It's a pretty simple plot that is easily predictable from the very start, but this movie works because it is funny. The whole thing might have fizzled with another actor, but Don Knotts makes everything hilarious - he is a master of physical comedy (bettered only by Tim Conway). He is truly in his element here as a reluctant hero - there's very little difference between Luther Heggs and Barney Fife, when it comes right down to it. They really ought to slap a "guaranteed funny" label on the front of this one.
on September 11, 2003
Spooky fun in the vein of Bob Hope's "Ghost Breakers", built around the considerable comic talents of Don Knotts. Knotts plays a timid would-be reporter in a small Kansas town who is given the challenge of spending the night in the local haunted house, site of a reported murder-suicide twenty years earlier.

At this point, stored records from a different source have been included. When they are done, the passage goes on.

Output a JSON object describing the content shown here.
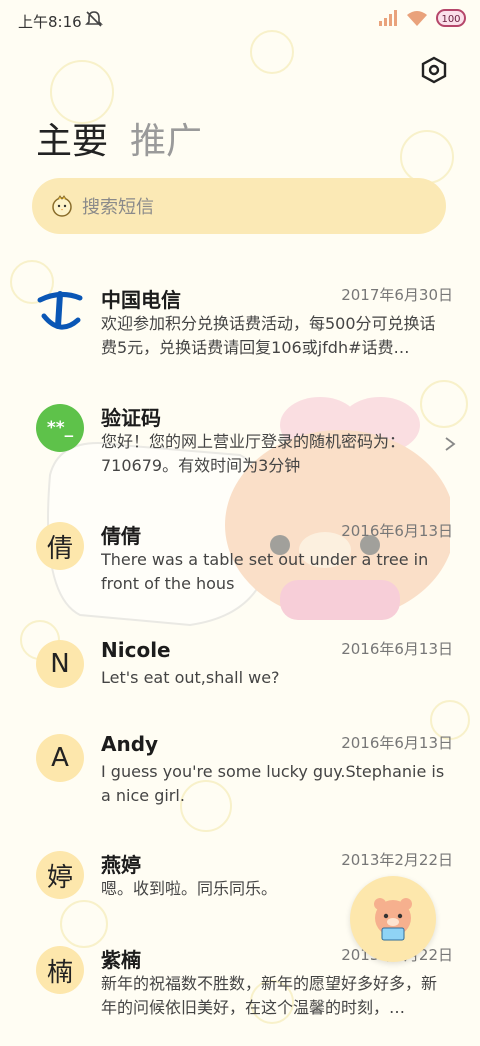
{
  "status_bar": {
    "time": "上午8:16",
    "battery": "100"
  },
  "tabs": [
    {
      "label": "主要"
    },
    {
      "label": "推广"
    }
  ],
  "search": {
    "placeholder": "搜索短信"
  },
  "conversations": [
    {
      "avatar": "",
      "name": "中国电信",
      "date": "2017年6月30日",
      "preview": "欢迎参加积分兑换话费活动，每500分可兑换话费5元，兑换话费请回复106或jfdh#话费…"
    },
    {
      "avatar": "**_",
      "name": "验证码",
      "date": "",
      "preview": "您好！您的网上营业厅登录的随机密码为：710679。有效时间为3分钟"
    },
    {
      "avatar": "倩",
      "name": "倩倩",
      "date": "2016年6月13日",
      "preview": "There was a table set out under a tree in front of the hous"
    },
    {
      "avatar": "N",
      "name": "Nicole",
      "date": "2016年6月13日",
      "preview": "Let's eat out,shall we?"
    },
    {
      "avatar": "A",
      "name": "Andy",
      "date": "2016年6月13日",
      "preview": "I guess you're some lucky guy.Stephanie is a nice girl."
    },
    {
      "avatar": "婷",
      "name": "燕婷",
      "date": "2013年2月22日",
      "preview": "嗯。收到啦。同乐同乐。"
    },
    {
      "avatar": "楠",
      "name": "紫楠",
      "date": "2013年2月22日",
      "preview": "新年的祝福数不胜数，新年的愿望好多好多，新年的问候依旧美好，在这个温馨的时刻，…"
    }
  ],
  "colors": {
    "search_bg": "#fbe9b5",
    "avatar_bg": "#fde7ac",
    "verify_green": "#5ec24a",
    "telecom_blue": "#0a56b5"
  }
}
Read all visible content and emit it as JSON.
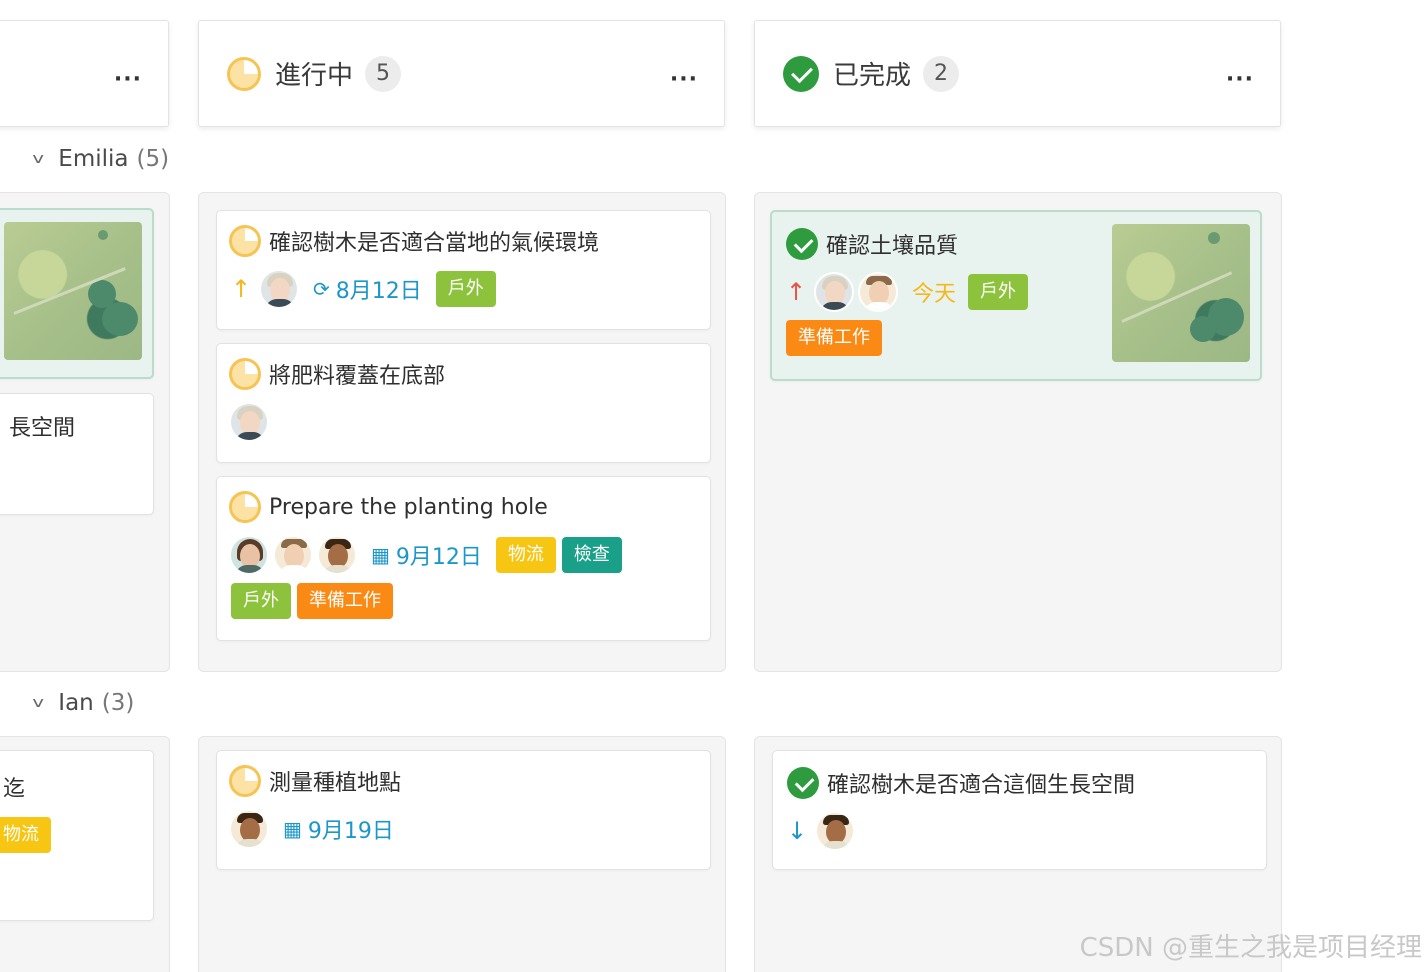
{
  "columns": {
    "partial": {
      "menu": "..."
    },
    "in_progress": {
      "title": "進行中",
      "count": "5",
      "menu": "..."
    },
    "done": {
      "title": "已完成",
      "count": "2",
      "menu": "..."
    }
  },
  "groups": [
    {
      "name": "Emilia",
      "count": "(5)"
    },
    {
      "name": "Ian",
      "count": "(3)"
    }
  ],
  "cards": {
    "left_partial_1_title": "長空間",
    "left_partial_2_title": "迄",
    "left_partial_2_tag": "物流",
    "ip1": {
      "title": "確認樹木是否適合當地的氣候環境",
      "date": "8月12日",
      "tags": [
        "戶外"
      ]
    },
    "ip2": {
      "title": "將肥料覆蓋在底部"
    },
    "ip3": {
      "title": "Prepare the planting hole",
      "date": "9月12日",
      "tags": [
        "物流",
        "檢查",
        "戶外",
        "準備工作"
      ]
    },
    "ip4": {
      "title": "測量種植地點",
      "date": "9月19日"
    },
    "d1": {
      "title": "確認土壤品質",
      "date": "今天",
      "tags": [
        "戶外",
        "準備工作"
      ]
    },
    "d2": {
      "title": "確認樹木是否適合這個生長空間"
    }
  },
  "icons": {
    "priority_up": "↑",
    "priority_down": "↓",
    "recurring": "⟳",
    "calendar": "▦",
    "chevron": "v"
  },
  "colors": {
    "date_blue": "#1d97c9",
    "done_green": "#2e9b3e",
    "progress_yellow": "#f6c453",
    "tag_green": "#8dc33c",
    "tag_yellow": "#f6c612",
    "tag_teal": "#1aa089",
    "tag_orange": "#fa8a14",
    "priority_high": "#e5534b",
    "priority_low": "#1d97c9"
  },
  "watermark": "CSDN @重生之我是项目经理"
}
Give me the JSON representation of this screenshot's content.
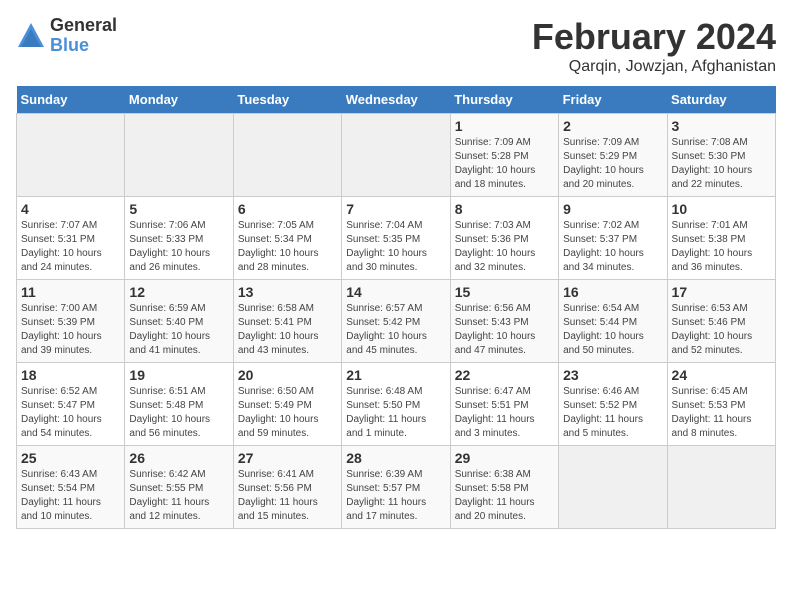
{
  "logo": {
    "general": "General",
    "blue": "Blue"
  },
  "title": "February 2024",
  "location": "Qarqin, Jowzjan, Afghanistan",
  "days_of_week": [
    "Sunday",
    "Monday",
    "Tuesday",
    "Wednesday",
    "Thursday",
    "Friday",
    "Saturday"
  ],
  "weeks": [
    [
      {
        "num": "",
        "info": ""
      },
      {
        "num": "",
        "info": ""
      },
      {
        "num": "",
        "info": ""
      },
      {
        "num": "",
        "info": ""
      },
      {
        "num": "1",
        "info": "Sunrise: 7:09 AM\nSunset: 5:28 PM\nDaylight: 10 hours\nand 18 minutes."
      },
      {
        "num": "2",
        "info": "Sunrise: 7:09 AM\nSunset: 5:29 PM\nDaylight: 10 hours\nand 20 minutes."
      },
      {
        "num": "3",
        "info": "Sunrise: 7:08 AM\nSunset: 5:30 PM\nDaylight: 10 hours\nand 22 minutes."
      }
    ],
    [
      {
        "num": "4",
        "info": "Sunrise: 7:07 AM\nSunset: 5:31 PM\nDaylight: 10 hours\nand 24 minutes."
      },
      {
        "num": "5",
        "info": "Sunrise: 7:06 AM\nSunset: 5:33 PM\nDaylight: 10 hours\nand 26 minutes."
      },
      {
        "num": "6",
        "info": "Sunrise: 7:05 AM\nSunset: 5:34 PM\nDaylight: 10 hours\nand 28 minutes."
      },
      {
        "num": "7",
        "info": "Sunrise: 7:04 AM\nSunset: 5:35 PM\nDaylight: 10 hours\nand 30 minutes."
      },
      {
        "num": "8",
        "info": "Sunrise: 7:03 AM\nSunset: 5:36 PM\nDaylight: 10 hours\nand 32 minutes."
      },
      {
        "num": "9",
        "info": "Sunrise: 7:02 AM\nSunset: 5:37 PM\nDaylight: 10 hours\nand 34 minutes."
      },
      {
        "num": "10",
        "info": "Sunrise: 7:01 AM\nSunset: 5:38 PM\nDaylight: 10 hours\nand 36 minutes."
      }
    ],
    [
      {
        "num": "11",
        "info": "Sunrise: 7:00 AM\nSunset: 5:39 PM\nDaylight: 10 hours\nand 39 minutes."
      },
      {
        "num": "12",
        "info": "Sunrise: 6:59 AM\nSunset: 5:40 PM\nDaylight: 10 hours\nand 41 minutes."
      },
      {
        "num": "13",
        "info": "Sunrise: 6:58 AM\nSunset: 5:41 PM\nDaylight: 10 hours\nand 43 minutes."
      },
      {
        "num": "14",
        "info": "Sunrise: 6:57 AM\nSunset: 5:42 PM\nDaylight: 10 hours\nand 45 minutes."
      },
      {
        "num": "15",
        "info": "Sunrise: 6:56 AM\nSunset: 5:43 PM\nDaylight: 10 hours\nand 47 minutes."
      },
      {
        "num": "16",
        "info": "Sunrise: 6:54 AM\nSunset: 5:44 PM\nDaylight: 10 hours\nand 50 minutes."
      },
      {
        "num": "17",
        "info": "Sunrise: 6:53 AM\nSunset: 5:46 PM\nDaylight: 10 hours\nand 52 minutes."
      }
    ],
    [
      {
        "num": "18",
        "info": "Sunrise: 6:52 AM\nSunset: 5:47 PM\nDaylight: 10 hours\nand 54 minutes."
      },
      {
        "num": "19",
        "info": "Sunrise: 6:51 AM\nSunset: 5:48 PM\nDaylight: 10 hours\nand 56 minutes."
      },
      {
        "num": "20",
        "info": "Sunrise: 6:50 AM\nSunset: 5:49 PM\nDaylight: 10 hours\nand 59 minutes."
      },
      {
        "num": "21",
        "info": "Sunrise: 6:48 AM\nSunset: 5:50 PM\nDaylight: 11 hours\nand 1 minute."
      },
      {
        "num": "22",
        "info": "Sunrise: 6:47 AM\nSunset: 5:51 PM\nDaylight: 11 hours\nand 3 minutes."
      },
      {
        "num": "23",
        "info": "Sunrise: 6:46 AM\nSunset: 5:52 PM\nDaylight: 11 hours\nand 5 minutes."
      },
      {
        "num": "24",
        "info": "Sunrise: 6:45 AM\nSunset: 5:53 PM\nDaylight: 11 hours\nand 8 minutes."
      }
    ],
    [
      {
        "num": "25",
        "info": "Sunrise: 6:43 AM\nSunset: 5:54 PM\nDaylight: 11 hours\nand 10 minutes."
      },
      {
        "num": "26",
        "info": "Sunrise: 6:42 AM\nSunset: 5:55 PM\nDaylight: 11 hours\nand 12 minutes."
      },
      {
        "num": "27",
        "info": "Sunrise: 6:41 AM\nSunset: 5:56 PM\nDaylight: 11 hours\nand 15 minutes."
      },
      {
        "num": "28",
        "info": "Sunrise: 6:39 AM\nSunset: 5:57 PM\nDaylight: 11 hours\nand 17 minutes."
      },
      {
        "num": "29",
        "info": "Sunrise: 6:38 AM\nSunset: 5:58 PM\nDaylight: 11 hours\nand 20 minutes."
      },
      {
        "num": "",
        "info": ""
      },
      {
        "num": "",
        "info": ""
      }
    ]
  ]
}
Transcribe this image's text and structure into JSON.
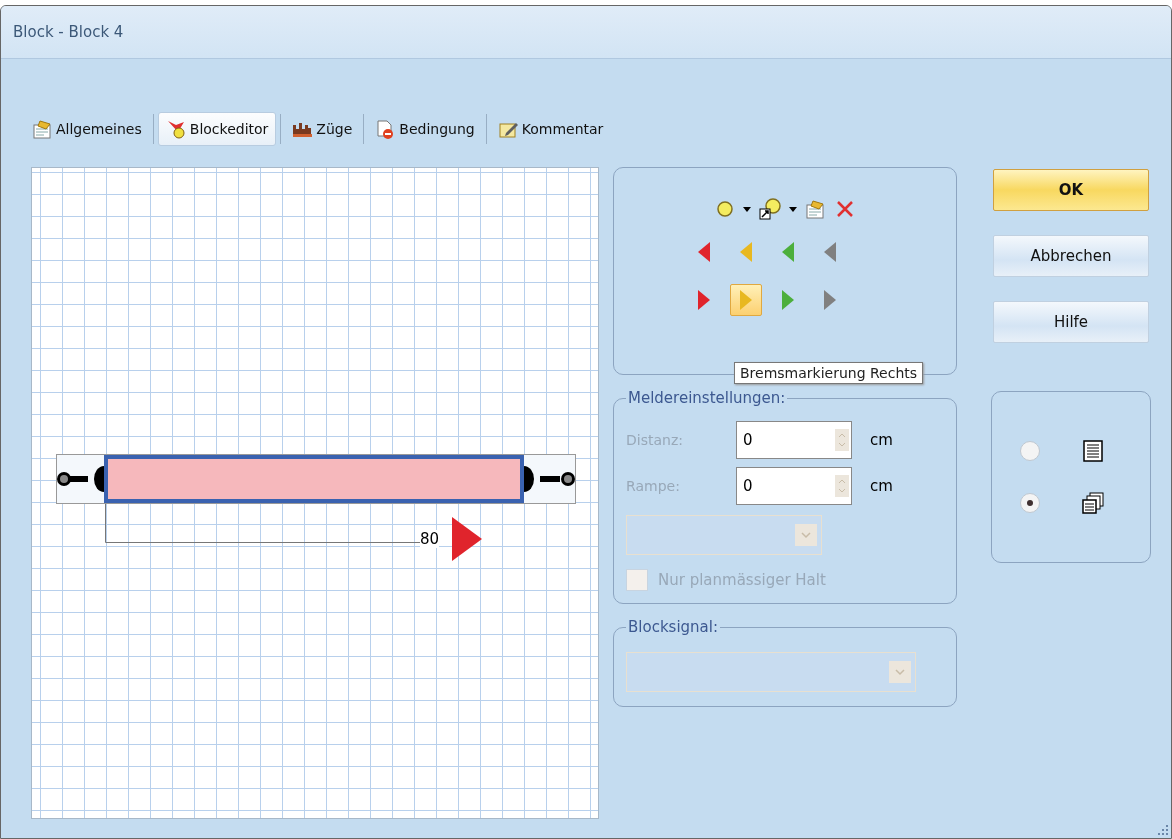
{
  "window": {
    "title": "Block - Block 4"
  },
  "tabs": [
    {
      "label": "Allgemeines",
      "selected": false
    },
    {
      "label": "Blockeditor",
      "selected": true
    },
    {
      "label": "Züge",
      "selected": false
    },
    {
      "label": "Bedingung",
      "selected": false
    },
    {
      "label": "Kommentar",
      "selected": false
    }
  ],
  "editor": {
    "speed_marker": {
      "label": "80",
      "color": "#e0242c"
    }
  },
  "toolbar": {
    "marker_rows": [
      {
        "kind": "left",
        "items": [
          {
            "color": "#e0242c",
            "selected": false
          },
          {
            "color": "#e8b820",
            "selected": false
          },
          {
            "color": "#4caf3c",
            "selected": false
          },
          {
            "color": "#808080",
            "selected": false
          }
        ]
      },
      {
        "kind": "right",
        "items": [
          {
            "color": "#e0242c",
            "selected": false
          },
          {
            "color": "#e8b820",
            "selected": true
          },
          {
            "color": "#4caf3c",
            "selected": false
          },
          {
            "color": "#808080",
            "selected": false
          }
        ]
      }
    ],
    "tooltip": "Bremsmarkierung Rechts"
  },
  "melder": {
    "legend": "Meldereinstellungen:",
    "fields": [
      {
        "label": "Distanz:",
        "value": "0",
        "unit": "cm",
        "disabled": true
      },
      {
        "label": "Rampe:",
        "value": "0",
        "unit": "cm",
        "disabled": true
      }
    ],
    "checkbox": {
      "label": "Nur planmässiger Halt",
      "checked": false,
      "disabled": true
    }
  },
  "blocksignal": {
    "legend": "Blocksignal:"
  },
  "buttons": [
    {
      "label": "OK",
      "kind": "default"
    },
    {
      "label": "Abbrechen",
      "kind": "normal"
    },
    {
      "label": "Hilfe",
      "kind": "normal"
    }
  ],
  "view_options": [
    {
      "selected": false
    },
    {
      "selected": true
    }
  ]
}
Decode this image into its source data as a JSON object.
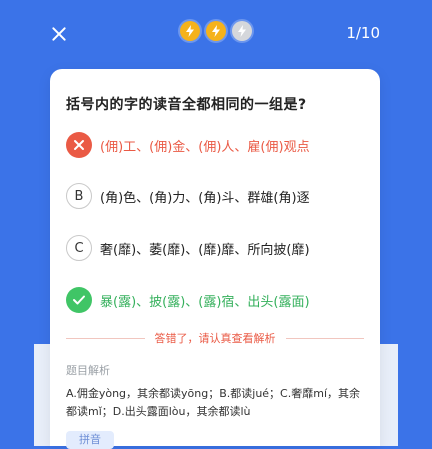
{
  "header": {
    "progress": "1/10",
    "energy": [
      {
        "icon": "lightning-icon",
        "state": "active",
        "color": "#f5b21b"
      },
      {
        "icon": "lightning-icon",
        "state": "active",
        "color": "#f5b21b"
      },
      {
        "icon": "lightning-icon",
        "state": "inactive",
        "color": "#d5d7db"
      }
    ]
  },
  "question": {
    "text": "括号内的字的读音全都相同的一组是?"
  },
  "options": [
    {
      "marker": "close-icon",
      "text": "(佣)工、(佣)金、(佣)人、雇(佣)观点",
      "state": "wrong"
    },
    {
      "marker": "B",
      "text": "(角)色、(角)力、(角)斗、群雄(角)逐",
      "state": "normal"
    },
    {
      "marker": "C",
      "text": "奢(靡)、萎(靡)、(靡)靡、所向披(靡)",
      "state": "normal"
    },
    {
      "marker": "check-icon",
      "text": "暴(露)、披(露)、(露)宿、出头(露面)",
      "state": "correct"
    }
  ],
  "feedback": "答错了，请认真查看解析",
  "analysis": {
    "title": "题目解析",
    "text": "A.佣金yòng，其余都读yōng；B.都读jué；C.奢靡mí，其余都读mǐ；D.出头露面lòu，其余都读lù",
    "chip": "拼音"
  },
  "colors": {
    "background": "#3b73e8",
    "wrong": "#ea5a45",
    "correct": "#40c566",
    "chip_bg": "#e3ecfd"
  }
}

Teeth chattering and legs quaking, our hapless hero encounters screeching cats, sliding bookcases, secret staircases, an organ that plays by itself, a bleeding portrait ... all the classic features of any self-respecting "murder mansion". Lionized for his bravery, Knotts becomes the town hero, only to have the rug pulled out from under him when the ghosts later fail to reappear. Of course it all ends well, with Knotts solving an old mystery and yep! even winning The Girl. (Did you doubt it?!)
Although Knotts' kinetic performance is the centerpiece of the film, he's helped along by a marvelous supporting cast, members of which will be delightfully familiar to fans of 1960's and 1970's TV sitcoms, including Dick Sergeant and Sandra Gould of "Bewitched", Reta Shaw from "The Ghost and Mrs. Muir", Lurene Tuttle of "Julia", and many other beloved faces. Joan Staley makes an appealing leading lady, and director Alan Rafkin keeps the comedy moving right along, with one or two genuine shivers added to the proceedings. The end result is a well-loved cult comedy that holds up well under repeated viewings.
Universal's DVD release features an excellent film-to-video transfer with exceptional picture and sound. The colors are crisp and bright, just the way I remembered them being when I first saw the movie in a theatre as a kid. The Original Theatrical Trailer is included and adds to the fun. This DVD is definitely one to own, so that its many pleasures can be enjoyed again and again.